Where does the word "Costo" show up in the data? Please find each such line and copy it.
*** SUPPLIED MATERIAL ***
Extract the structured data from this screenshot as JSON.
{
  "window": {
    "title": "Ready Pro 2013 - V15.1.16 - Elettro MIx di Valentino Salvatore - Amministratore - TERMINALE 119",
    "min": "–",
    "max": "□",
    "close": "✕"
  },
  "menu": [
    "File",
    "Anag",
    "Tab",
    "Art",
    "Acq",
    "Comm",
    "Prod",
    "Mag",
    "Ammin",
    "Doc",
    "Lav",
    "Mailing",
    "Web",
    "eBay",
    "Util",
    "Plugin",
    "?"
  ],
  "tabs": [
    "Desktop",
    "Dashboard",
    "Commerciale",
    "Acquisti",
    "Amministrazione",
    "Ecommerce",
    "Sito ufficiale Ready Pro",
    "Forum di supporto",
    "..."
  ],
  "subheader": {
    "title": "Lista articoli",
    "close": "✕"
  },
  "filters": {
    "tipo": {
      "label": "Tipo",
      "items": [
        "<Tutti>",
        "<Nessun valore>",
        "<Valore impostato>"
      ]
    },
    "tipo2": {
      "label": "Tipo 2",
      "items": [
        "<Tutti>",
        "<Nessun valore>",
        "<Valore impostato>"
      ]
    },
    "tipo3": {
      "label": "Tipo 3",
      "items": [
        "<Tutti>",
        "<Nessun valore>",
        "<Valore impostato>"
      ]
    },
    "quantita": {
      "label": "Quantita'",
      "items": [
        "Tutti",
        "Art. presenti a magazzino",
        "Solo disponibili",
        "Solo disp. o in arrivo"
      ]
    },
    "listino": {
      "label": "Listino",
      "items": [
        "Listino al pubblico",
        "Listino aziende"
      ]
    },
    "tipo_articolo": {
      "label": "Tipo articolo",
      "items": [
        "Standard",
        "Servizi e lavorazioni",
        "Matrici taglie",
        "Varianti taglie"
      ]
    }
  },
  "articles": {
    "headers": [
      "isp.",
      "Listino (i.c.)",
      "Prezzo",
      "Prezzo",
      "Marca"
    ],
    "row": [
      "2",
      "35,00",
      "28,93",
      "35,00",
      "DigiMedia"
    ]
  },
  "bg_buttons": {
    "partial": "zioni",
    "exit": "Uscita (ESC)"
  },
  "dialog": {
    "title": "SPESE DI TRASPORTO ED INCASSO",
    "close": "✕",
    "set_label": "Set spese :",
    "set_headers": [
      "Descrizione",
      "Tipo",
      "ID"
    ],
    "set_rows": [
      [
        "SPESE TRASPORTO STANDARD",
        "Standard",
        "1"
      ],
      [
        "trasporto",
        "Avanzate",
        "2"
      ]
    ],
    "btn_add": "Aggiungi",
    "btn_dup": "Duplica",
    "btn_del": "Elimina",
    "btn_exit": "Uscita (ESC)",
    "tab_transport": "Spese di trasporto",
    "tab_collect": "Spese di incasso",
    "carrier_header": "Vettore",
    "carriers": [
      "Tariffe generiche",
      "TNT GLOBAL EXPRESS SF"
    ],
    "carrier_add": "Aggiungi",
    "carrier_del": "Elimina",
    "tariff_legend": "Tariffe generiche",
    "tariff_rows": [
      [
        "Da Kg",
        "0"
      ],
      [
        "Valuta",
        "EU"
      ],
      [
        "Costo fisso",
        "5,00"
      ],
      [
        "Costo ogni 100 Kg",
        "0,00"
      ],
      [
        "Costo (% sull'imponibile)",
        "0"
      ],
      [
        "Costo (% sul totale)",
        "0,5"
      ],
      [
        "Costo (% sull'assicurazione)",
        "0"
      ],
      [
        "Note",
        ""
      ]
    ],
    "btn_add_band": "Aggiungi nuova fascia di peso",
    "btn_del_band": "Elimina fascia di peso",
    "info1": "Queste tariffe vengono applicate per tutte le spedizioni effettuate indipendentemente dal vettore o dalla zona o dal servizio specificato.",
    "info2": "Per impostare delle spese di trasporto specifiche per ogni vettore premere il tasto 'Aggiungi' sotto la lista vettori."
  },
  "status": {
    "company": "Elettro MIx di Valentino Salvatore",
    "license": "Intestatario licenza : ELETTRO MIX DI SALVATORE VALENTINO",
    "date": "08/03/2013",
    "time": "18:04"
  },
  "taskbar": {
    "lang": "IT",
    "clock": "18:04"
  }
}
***
_EXERCISE OUTPUT:_
        "Costo fisso",
        "Costo ogni 100 Kg",
        "Costo (% sull'imponibile)",
        "Costo (% sul totale)",
        "Costo (% sull'assicurazione)",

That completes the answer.